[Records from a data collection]
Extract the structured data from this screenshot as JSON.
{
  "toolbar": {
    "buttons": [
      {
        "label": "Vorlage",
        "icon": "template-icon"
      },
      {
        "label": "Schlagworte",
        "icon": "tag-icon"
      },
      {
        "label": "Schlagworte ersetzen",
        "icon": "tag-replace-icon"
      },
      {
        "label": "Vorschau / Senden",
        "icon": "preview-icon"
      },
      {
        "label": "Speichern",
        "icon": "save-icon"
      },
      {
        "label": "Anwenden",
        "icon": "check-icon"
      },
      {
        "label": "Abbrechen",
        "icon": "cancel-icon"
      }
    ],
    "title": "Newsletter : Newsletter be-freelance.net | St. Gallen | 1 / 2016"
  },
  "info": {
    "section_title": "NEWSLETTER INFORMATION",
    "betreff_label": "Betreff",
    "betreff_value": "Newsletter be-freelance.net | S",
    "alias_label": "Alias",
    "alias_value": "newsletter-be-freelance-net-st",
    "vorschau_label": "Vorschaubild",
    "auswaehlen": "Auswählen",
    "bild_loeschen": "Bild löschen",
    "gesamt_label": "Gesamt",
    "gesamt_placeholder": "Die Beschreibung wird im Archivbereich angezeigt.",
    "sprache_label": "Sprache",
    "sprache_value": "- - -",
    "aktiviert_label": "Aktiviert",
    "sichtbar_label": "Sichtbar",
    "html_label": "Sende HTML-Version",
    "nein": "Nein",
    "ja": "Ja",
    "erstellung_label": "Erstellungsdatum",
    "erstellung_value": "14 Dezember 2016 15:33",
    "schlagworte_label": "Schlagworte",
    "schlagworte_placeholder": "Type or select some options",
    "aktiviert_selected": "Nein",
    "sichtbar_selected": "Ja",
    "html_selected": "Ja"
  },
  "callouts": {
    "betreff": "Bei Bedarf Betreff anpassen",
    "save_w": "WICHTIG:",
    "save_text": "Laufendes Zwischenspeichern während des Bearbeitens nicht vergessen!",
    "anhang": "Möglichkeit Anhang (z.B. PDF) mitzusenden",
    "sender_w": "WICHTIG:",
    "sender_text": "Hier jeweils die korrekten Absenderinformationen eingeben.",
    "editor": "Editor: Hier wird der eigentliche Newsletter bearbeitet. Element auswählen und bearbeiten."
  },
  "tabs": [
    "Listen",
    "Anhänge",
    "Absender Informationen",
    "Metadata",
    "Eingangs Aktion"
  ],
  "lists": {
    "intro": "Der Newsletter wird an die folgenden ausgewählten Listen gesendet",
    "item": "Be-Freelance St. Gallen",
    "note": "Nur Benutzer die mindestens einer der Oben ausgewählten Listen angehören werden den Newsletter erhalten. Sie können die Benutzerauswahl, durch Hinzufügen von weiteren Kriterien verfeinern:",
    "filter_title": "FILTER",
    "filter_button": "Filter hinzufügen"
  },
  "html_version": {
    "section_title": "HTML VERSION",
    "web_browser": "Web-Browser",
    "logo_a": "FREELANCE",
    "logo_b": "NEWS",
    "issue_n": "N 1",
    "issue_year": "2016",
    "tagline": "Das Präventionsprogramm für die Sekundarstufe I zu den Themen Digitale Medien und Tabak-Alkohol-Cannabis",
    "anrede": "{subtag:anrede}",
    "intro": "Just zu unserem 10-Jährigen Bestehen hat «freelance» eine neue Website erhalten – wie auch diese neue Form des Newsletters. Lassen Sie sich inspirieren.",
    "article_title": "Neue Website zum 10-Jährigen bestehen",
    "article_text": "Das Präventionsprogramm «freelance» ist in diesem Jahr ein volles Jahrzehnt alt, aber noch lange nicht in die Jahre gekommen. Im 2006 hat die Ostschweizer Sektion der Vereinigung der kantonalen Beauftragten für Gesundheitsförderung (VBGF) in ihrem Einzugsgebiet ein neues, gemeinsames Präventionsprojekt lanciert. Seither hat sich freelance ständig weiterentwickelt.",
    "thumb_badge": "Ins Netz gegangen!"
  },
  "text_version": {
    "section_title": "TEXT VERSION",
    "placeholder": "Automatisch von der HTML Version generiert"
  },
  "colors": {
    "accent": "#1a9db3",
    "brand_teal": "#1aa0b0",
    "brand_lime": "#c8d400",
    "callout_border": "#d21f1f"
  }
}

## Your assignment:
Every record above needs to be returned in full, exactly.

## Answer for this exercise:
Extract the structured data from this screenshot as JSON.
{
  "toolbar": {
    "buttons": [
      {
        "label": "Vorlage",
        "icon": "template-icon"
      },
      {
        "label": "Schlagworte",
        "icon": "tag-icon"
      },
      {
        "label": "Schlagworte ersetzen",
        "icon": "tag-replace-icon"
      },
      {
        "label": "Vorschau / Senden",
        "icon": "preview-icon"
      },
      {
        "label": "Speichern",
        "icon": "save-icon"
      },
      {
        "label": "Anwenden",
        "icon": "check-icon"
      },
      {
        "label": "Abbrechen",
        "icon": "cancel-icon"
      }
    ],
    "title": "Newsletter : Newsletter be-freelance.net | St. Gallen | 1 / 2016"
  },
  "info": {
    "section_title": "NEWSLETTER INFORMATION",
    "betreff_label": "Betreff",
    "betreff_value": "Newsletter be-freelance.net | S",
    "alias_label": "Alias",
    "alias_value": "newsletter-be-freelance-net-st",
    "vorschau_label": "Vorschaubild",
    "auswaehlen": "Auswählen",
    "bild_loeschen": "Bild löschen",
    "gesamt_label": "Gesamt",
    "gesamt_placeholder": "Die Beschreibung wird im Archivbereich angezeigt.",
    "sprache_label": "Sprache",
    "sprache_value": "- - -",
    "aktiviert_label": "Aktiviert",
    "sichtbar_label": "Sichtbar",
    "html_label": "Sende HTML-Version",
    "nein": "Nein",
    "ja": "Ja",
    "erstellung_label": "Erstellungsdatum",
    "erstellung_value": "14 Dezember 2016 15:33",
    "schlagworte_label": "Schlagworte",
    "schlagworte_placeholder": "Type or select some options",
    "aktiviert_selected": "Nein",
    "sichtbar_selected": "Ja",
    "html_selected": "Ja"
  },
  "callouts": {
    "betreff": "Bei Bedarf Betreff anpassen",
    "save_w": "WICHTIG:",
    "save_text": "Laufendes Zwischenspeichern während des Bearbeitens nicht vergessen!",
    "anhang": "Möglichkeit Anhang (z.B. PDF) mitzusenden",
    "sender_w": "WICHTIG:",
    "sender_text": "Hier jeweils die korrekten Absenderinformationen eingeben.",
    "editor": "Editor: Hier wird der eigentliche Newsletter bearbeitet. Element auswählen und bearbeiten."
  },
  "tabs": [
    "Listen",
    "Anhänge",
    "Absender Informationen",
    "Metadata",
    "Eingangs Aktion"
  ],
  "lists": {
    "intro": "Der Newsletter wird an die folgenden ausgewählten Listen gesendet",
    "item": "Be-Freelance St. Gallen",
    "note": "Nur Benutzer die mindestens einer der Oben ausgewählten Listen angehören werden den Newsletter erhalten. Sie können die Benutzerauswahl, durch Hinzufügen von weiteren Kriterien verfeinern:",
    "filter_title": "FILTER",
    "filter_button": "Filter hinzufügen"
  },
  "html_version": {
    "section_title": "HTML VERSION",
    "web_browser": "Web-Browser",
    "logo_a": "FREELANCE",
    "logo_b": "NEWS",
    "issue_n": "N 1",
    "issue_year": "2016",
    "tagline": "Das Präventionsprogramm für die Sekundarstufe I zu den Themen Digitale Medien und Tabak-Alkohol-Cannabis",
    "anrede": "{subtag:anrede}",
    "intro": "Just zu unserem 10-Jährigen Bestehen hat «freelance» eine neue Website erhalten – wie auch diese neue Form des Newsletters. Lassen Sie sich inspirieren.",
    "article_title": "Neue Website zum 10-Jährigen bestehen",
    "article_text": "Das Präventionsprogramm «freelance» ist in diesem Jahr ein volles Jahrzehnt alt, aber noch lange nicht in die Jahre gekommen. Im 2006 hat die Ostschweizer Sektion der Vereinigung der kantonalen Beauftragten für Gesundheitsförderung (VBGF) in ihrem Einzugsgebiet ein neues, gemeinsames Präventionsprojekt lanciert. Seither hat sich freelance ständig weiterentwickelt.",
    "thumb_badge": "Ins Netz gegangen!"
  },
  "text_version": {
    "section_title": "TEXT VERSION",
    "placeholder": "Automatisch von der HTML Version generiert"
  },
  "colors": {
    "accent": "#1a9db3",
    "brand_teal": "#1aa0b0",
    "brand_lime": "#c8d400",
    "callout_border": "#d21f1f"
  }
}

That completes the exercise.